Morellet joined “GRAV” (‘Groupe de Recherche d’Art Visuel’: 1960-1968), a group of Kinetic artists who explored the possibilities of the visual arts in a scientific and experimental way. Determined to find a new medium of expression, François Morellet used neon from 1963 as his material of choice. What interested Morellet in neon tubing was its specific material properties: its luminosity, the way it could be made to shut on and off automatically and the fact that it was manufactured.
From 1968 François Morellet became interested in architecture and space.

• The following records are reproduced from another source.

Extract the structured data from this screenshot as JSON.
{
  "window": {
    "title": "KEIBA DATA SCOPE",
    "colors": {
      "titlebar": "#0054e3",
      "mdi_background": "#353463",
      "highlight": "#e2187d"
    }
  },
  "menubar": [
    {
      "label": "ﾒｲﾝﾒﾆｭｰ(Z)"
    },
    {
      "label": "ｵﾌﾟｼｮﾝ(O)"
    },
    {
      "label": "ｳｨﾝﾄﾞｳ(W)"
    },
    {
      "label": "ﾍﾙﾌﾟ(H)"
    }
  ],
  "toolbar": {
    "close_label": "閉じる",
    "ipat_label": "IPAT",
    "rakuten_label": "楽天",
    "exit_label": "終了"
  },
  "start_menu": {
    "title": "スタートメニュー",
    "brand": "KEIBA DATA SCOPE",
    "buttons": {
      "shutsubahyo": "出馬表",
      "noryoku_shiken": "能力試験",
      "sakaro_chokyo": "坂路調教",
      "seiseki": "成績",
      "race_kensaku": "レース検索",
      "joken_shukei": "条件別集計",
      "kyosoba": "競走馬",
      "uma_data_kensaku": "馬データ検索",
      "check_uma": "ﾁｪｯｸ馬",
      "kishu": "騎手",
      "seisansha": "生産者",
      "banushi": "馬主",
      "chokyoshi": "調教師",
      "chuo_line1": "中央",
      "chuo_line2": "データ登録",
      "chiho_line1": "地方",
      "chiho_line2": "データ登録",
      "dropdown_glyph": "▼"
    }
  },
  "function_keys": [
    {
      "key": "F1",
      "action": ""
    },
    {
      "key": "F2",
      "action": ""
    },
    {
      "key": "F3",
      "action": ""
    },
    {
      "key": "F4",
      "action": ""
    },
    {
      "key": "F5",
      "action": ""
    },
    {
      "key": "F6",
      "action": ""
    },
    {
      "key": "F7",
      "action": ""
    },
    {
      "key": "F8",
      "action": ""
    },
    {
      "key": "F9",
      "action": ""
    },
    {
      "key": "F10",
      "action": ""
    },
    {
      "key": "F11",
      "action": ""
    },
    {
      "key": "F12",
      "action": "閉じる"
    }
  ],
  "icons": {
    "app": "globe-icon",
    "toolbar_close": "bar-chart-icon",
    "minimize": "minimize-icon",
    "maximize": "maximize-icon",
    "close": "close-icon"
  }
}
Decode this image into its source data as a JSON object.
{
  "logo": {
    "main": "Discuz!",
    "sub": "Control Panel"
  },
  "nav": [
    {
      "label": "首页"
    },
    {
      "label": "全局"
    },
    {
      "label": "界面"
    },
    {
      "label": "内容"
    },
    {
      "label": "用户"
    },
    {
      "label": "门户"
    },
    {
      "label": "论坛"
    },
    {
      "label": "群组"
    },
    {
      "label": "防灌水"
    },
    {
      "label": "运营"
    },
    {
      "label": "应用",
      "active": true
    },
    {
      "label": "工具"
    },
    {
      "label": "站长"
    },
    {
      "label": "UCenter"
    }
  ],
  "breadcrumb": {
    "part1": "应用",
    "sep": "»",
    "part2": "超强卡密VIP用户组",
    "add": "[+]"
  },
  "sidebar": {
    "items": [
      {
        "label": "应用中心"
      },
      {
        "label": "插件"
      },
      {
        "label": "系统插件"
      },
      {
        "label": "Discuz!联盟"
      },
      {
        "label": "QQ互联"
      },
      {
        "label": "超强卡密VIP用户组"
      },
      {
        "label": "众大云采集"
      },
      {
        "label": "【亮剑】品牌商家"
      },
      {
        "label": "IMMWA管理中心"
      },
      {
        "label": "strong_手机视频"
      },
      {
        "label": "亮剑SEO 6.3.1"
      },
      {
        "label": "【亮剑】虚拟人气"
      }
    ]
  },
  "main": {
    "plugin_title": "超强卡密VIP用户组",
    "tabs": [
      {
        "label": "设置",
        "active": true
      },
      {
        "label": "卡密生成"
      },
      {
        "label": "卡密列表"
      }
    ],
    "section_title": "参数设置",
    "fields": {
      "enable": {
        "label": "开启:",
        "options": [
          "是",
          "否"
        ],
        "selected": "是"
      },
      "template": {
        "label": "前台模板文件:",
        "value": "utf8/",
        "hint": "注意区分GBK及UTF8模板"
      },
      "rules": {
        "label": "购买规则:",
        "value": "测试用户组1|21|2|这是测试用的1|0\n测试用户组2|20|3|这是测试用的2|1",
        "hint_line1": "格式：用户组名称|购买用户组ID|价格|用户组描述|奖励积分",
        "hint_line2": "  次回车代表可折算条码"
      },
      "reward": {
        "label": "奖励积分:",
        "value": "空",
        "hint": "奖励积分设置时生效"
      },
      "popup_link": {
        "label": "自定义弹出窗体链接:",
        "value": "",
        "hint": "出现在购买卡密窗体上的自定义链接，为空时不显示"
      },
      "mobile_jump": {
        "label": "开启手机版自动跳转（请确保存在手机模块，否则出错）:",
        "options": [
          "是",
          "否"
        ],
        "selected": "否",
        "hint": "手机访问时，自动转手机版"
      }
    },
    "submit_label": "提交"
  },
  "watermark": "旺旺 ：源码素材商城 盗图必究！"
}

He was given commissions for working in public spaces, including the Centre culturel in Compiègne, the La Défense section of Paris and the Kröller-Müller Museum Park in Otterlo.
In 1992 François Morellet summed up his work himself in “Relâche n° 1” by combining in it all the materials he had ever used: painted canvas, neon tubing, adhesive tape and strips of metal. Following aleatoric principles, François Morellet allowed chance to transform his materials into an aesthetic disorder. His provocative stance and humor place Morellet closer to Dada than to Geometric Abstraction and Minimal art.
François Morellet died in May, 2016 at the age of 90 years in his place of birth Cholet.
He enjoyed a long and illustrious international career, which included more than 130 solo exhibitions at institutions like Paris’ Centre Pompidou and Musée d’Art Moderne, as well as the Museum of Modern Art (MoMA) in New York. His work is in a number of museum collections, including the Tate Modern, Centre Pompidou, Los Angeles County Museum of Art, and the Guggenheim.